Now on northbound Interstate 294/Tri-State Tollway, this mileage sign provides the distance to the next three Interstate highway interchanges. It is located some 23 miles south of the Interstate 88/East-West Tollway interchange. There are a couple signs like these giving distances to the next three interstate connections along Interstate 294, and they are normally found on the Illinois Tollway system. Photo taken by Brian Dowd (11/28/02).
Interstate 294/Tri-State Tollway northbound at U.S. 34/Ogden Avenue, two miles from the connector to Interstate 88 west. The control point is the far western suburb of Aurora, 21 miles out. Meanwhile U.S. 34 see its eastern terminus a short distance to the east. Photo taken 09/03/05.
After the U.S. 34 interchange, this Interstate 294 reassurance shield and overhead panel for Interstate 88/Ronald Reagan East-West Tollway are found one mile before the transition ramp. The East-West Tollway also serves De Kalb and the Quad Cities. Photo taken 09/03/05.
An extra lane is allocated to Interstate 294 northbound for Interstate 88 west. This overhead is situated a short distance from the connector ramp to the East-West Tollway. Photo taken by Don Hargraves (09/02).
Northbound Interstate 294/Tri-State Tollway reaches the ramp to Interstate 88/East-West Tollway west. The eastern terminus of Interstate 88 is split between Interstate 294/Tri-State Tollway and the adjacent Interstate 290/Eisenhower Expressway. Traffic continuing northward on the Tri-State Tollway will see an exit for Illinois 38/Roosevelt Road before intersecting Interstate 290 and the northern fork of Interstate 88. Photo taken by Don Hargraves (09/02).
Perspective from Interstate 294 south
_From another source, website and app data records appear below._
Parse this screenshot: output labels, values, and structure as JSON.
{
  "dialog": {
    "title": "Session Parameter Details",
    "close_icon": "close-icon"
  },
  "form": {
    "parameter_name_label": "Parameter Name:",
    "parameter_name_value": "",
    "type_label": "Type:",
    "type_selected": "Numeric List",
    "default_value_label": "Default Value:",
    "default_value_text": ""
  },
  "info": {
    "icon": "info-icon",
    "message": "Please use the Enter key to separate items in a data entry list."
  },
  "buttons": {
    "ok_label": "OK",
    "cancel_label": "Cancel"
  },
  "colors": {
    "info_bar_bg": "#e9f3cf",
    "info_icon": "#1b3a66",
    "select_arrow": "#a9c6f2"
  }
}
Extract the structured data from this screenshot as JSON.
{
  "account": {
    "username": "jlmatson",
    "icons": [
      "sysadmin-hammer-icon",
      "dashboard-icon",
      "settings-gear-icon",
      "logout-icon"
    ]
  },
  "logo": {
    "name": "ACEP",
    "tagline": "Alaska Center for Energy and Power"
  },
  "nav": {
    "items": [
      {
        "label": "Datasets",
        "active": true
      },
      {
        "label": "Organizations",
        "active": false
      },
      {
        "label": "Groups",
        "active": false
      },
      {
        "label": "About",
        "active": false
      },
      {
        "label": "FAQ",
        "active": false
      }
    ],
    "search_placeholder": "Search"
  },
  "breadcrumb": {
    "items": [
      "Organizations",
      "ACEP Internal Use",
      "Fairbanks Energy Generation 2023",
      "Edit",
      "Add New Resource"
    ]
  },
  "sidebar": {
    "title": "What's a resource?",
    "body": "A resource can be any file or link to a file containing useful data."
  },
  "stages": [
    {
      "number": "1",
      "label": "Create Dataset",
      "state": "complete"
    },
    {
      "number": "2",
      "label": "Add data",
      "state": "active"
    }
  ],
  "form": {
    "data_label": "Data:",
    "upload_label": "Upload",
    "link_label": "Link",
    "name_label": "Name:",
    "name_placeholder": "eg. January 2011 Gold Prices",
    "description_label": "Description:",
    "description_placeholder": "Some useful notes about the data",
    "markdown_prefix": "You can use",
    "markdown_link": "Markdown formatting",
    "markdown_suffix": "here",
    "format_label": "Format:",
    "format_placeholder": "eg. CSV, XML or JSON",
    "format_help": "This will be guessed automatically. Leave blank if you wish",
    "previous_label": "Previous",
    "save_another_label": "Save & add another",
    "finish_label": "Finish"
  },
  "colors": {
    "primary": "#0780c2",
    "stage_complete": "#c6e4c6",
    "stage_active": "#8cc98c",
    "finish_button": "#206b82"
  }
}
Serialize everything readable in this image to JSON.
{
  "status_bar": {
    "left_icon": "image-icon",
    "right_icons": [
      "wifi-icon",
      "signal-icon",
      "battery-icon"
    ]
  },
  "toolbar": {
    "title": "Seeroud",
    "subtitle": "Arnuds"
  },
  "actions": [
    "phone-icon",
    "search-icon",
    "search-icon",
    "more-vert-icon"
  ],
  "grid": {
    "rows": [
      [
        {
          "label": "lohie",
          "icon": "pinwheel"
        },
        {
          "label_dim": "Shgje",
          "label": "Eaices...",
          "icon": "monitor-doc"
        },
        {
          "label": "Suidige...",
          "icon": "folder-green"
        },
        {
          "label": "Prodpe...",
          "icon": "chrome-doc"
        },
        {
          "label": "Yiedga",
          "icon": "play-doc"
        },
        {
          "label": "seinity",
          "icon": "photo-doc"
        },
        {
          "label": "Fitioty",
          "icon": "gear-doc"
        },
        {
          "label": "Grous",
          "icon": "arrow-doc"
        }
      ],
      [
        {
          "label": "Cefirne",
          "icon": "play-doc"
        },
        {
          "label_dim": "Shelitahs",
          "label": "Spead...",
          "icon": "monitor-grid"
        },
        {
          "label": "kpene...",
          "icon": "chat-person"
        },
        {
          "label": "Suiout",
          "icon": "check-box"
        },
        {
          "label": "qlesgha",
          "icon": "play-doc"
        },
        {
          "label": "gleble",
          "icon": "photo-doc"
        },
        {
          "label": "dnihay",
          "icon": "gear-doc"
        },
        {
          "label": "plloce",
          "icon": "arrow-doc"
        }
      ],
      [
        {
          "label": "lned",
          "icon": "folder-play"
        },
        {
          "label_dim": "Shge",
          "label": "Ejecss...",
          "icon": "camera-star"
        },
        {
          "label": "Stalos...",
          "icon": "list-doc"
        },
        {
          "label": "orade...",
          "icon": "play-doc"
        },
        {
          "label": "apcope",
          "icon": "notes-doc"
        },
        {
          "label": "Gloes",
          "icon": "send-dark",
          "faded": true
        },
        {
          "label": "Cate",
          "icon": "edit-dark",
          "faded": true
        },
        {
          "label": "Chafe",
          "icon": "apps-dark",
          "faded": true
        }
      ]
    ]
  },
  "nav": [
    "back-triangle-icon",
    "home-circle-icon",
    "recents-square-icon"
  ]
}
Southbound Interstate 294/Tri-State Tollway reaches the exit for Junction Interstate 290 northwest to Rockford and Schaumburg. This is the first signage in place for the pending interchange with Interstate 290/Eisenhower Tollway east to downtown Chicago and Junction Interstate 88/East-West Tollway west to the Quad Cities. Photo taken 09/03/05.
Southbound Interstate 294/Tri-State Tollway approaching the Interstate 290 eastbound ramp. This sign bridge is located one mile before Interstate 294 sees its connection with Interstate 88 via the northern fork of the East-West Tollway. Photo taken by Don Hargraves (09/02).
Now only three-fourths of a mile from Interstate 88, Interstate 290 traffic departs for downtown Chicago. Meanwhile the left-hand panel displays Interstate 294 south Straight Ahead. This signing practice is in use for northbound as well at this confluence. Photo taken by Don Hargraves (09/02).
Split of Interstate 294 south with traffic bound for Interstate 88 west. The northern fork of Interstate 88 ties directly into Interstate 290/Eisenhower Expressway just to the east, while the southern fork ties into Interstate 294 south beyond the Cermak Road interchange (which is accessible only in the southbound direction). Photo taken by Don Hargraves (09/02).
Personal Email from Jason Hancock on 07/09/06, citing an article from the Moline Daily Dispatch on 7/29/87.